Published by Farrar Straus and Giroux (9.17.2013)
Genres: Chick Lit, Contemporary, Young Adult
Format: Hardcover, 288 pages
Making friends has never been Elise Dembowski’s strong suit. All throughout her life, she’s been the butt of every joke and the outsider in every conversation. When a final attempt at popularity fails, Elise nearly gives up. Then she stumbles upon a warehouse party where she meets Vicky, a girl in a band who accepts her; Char, a cute, yet mysterious disc jockey; Pippa, a carefree spirit from England; and most importantly, a love for DJing.
Told in a refreshingly genuine and laugh-out-loud funny voice, This Song Will Save Your Life is an exuberant novel about identity, friendship, and the power of music to bring people together.
I’ve been hearing wonderful things about this book for some time now (especially from Nova!), but I’ve been hesitant to pick it up because I wasn’t sure it was going to be a “me” book. As it turns out, I was pleasantly surprised!
I absolutely loved the message this book had going for it. I love that Elise was sort of lost and alone, and in finding music she found herself. She also found herself without the aid of a guy. This is one of the first books I’ve read like that! I love that there was little to no romance, and she didn’t need a guy in her life to find meaning in it. I loved Elise’s voice and I was easily able to relate to her!
I was really impressed with Sales’ prose. It was very engaging, and I liked the hypothetical feel it sometimes had.
So what do you think I did? Did I go charging down the aisle of that bus, eyes ablaze, and demand that Jordan and Chuck return my iPod, because it did not belong to them, because they did not deserve to listen to the Cure under any circumstances, let alone under these? Did I use my righteous indignation to reclaim my iPod, and did I emerge from this struggle triumphant, with everyone else on the bus now cheering for me?
No. instead, I let them run to the back of the bus with my iPod. I let them go. And then I leaned my head against the window and I cried.
Does this seem weak to you? Could you have done better? Fine, by all means, do better. But you don’t understand this: sometimes when you are worn down, day after day, relentlessly, with no reprieve for years piled on years, sometimes you lose everything but the ability to cry.
I found this story to be very powerful. I personally have been through bullying in high school, and have been that person that sits all alone at lunch because I had no one. There were many scenes in this book that struck me to my core because I know exactly what it’s like. I had a deep connection to this story because of that. I have also had depression in the past.
Does this sound ridiculous and dramatic, to decide in the middle of a totally average school day that this life has gone on for long enough? Was I overreacting? Well, I’m sorry, but that is what I decided. You can’t tell me my feelings are overwrought or absurd. You don’t know. They are my feelings.
I love that quote. I can’t tell you how many times I’ve heard things like, “Well why are you depressed?” or “It’s not like your life is that bad” or anything else along those lines questioning my feelings. Unless you’ve been there, you have no idea. NONE.

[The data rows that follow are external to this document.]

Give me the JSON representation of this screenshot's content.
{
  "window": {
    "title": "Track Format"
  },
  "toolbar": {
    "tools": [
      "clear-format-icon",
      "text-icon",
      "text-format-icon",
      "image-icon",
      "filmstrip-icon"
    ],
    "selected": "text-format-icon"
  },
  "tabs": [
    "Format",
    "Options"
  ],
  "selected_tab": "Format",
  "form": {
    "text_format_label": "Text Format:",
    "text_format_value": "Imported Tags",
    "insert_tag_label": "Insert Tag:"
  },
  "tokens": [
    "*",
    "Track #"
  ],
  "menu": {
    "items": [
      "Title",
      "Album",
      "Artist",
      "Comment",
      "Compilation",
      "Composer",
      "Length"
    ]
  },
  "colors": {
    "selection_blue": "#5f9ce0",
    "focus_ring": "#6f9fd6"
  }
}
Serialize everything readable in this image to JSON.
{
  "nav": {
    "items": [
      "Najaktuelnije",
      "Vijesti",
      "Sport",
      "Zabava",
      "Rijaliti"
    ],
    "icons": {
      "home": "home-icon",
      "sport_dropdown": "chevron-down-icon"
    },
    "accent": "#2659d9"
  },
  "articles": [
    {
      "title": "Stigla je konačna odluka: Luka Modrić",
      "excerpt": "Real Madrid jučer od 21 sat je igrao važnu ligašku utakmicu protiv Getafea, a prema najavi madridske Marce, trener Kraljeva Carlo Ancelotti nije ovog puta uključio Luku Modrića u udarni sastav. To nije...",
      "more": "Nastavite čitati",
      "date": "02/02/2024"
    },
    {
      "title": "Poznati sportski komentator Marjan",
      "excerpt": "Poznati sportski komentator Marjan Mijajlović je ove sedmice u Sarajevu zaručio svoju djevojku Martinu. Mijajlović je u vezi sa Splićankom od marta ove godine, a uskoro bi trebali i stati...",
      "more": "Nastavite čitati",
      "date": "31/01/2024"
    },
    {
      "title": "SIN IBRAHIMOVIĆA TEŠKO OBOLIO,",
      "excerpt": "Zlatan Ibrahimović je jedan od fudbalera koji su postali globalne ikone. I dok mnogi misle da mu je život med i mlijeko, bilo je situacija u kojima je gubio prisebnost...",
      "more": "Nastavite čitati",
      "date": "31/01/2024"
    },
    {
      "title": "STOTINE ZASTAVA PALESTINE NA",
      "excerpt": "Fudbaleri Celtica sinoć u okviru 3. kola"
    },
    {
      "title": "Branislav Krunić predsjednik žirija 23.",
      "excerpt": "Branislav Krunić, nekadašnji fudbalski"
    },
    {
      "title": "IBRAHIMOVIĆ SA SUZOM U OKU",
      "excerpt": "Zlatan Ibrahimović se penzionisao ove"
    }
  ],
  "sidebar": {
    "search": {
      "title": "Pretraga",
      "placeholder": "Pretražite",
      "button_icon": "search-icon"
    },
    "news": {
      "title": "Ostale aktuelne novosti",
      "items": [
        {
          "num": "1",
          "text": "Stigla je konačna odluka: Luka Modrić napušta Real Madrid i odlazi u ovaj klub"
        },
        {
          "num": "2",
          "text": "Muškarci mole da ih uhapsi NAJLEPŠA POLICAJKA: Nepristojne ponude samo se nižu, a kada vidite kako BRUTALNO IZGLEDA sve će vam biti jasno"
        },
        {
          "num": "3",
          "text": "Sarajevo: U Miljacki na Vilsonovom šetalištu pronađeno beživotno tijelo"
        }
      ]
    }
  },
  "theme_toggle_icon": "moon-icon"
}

Sometimes people think they know you. They know a few facts about you, and they piece you together in a way that makes sense to them. And if you don’t know yourself very well, you might even believe that they are right. But the truth is, that isn’t you. That isn’t you at all.
That line. Is one of the single most powerful lines I have ever read. I can’t explain to you how much lines like this meant to me while I was reading this book. (Actually, this line made me cry.) I wish I had picked this book up a few months ago when I was struggling. I highly recommend this to anyone who is going through a difficult time or is battling some tough issues!
“I don’t believe that anyone who is a legitimately interesting person can be popular as a teenager,” Mel went on. “Or ever, maybe. Popularity rewards the uninteresting.”
You think it’s so easy to change yourself. You think it’s so easy, but it’s not. True, things don’t stay the same forever: couches are replaced, boys leave, you discover a song, your body becomes forever scarred. And with each of these moments you change and change again, your true self spinning, shifting positions – but always at last it returns to you, like a dancer on the floor. Because throughout it all, you are still, always, you: beautiful and bruised, known and unknowable. And isn’t that – just you – enough?
Writing style: 4.5/5
Overall rating: 4/5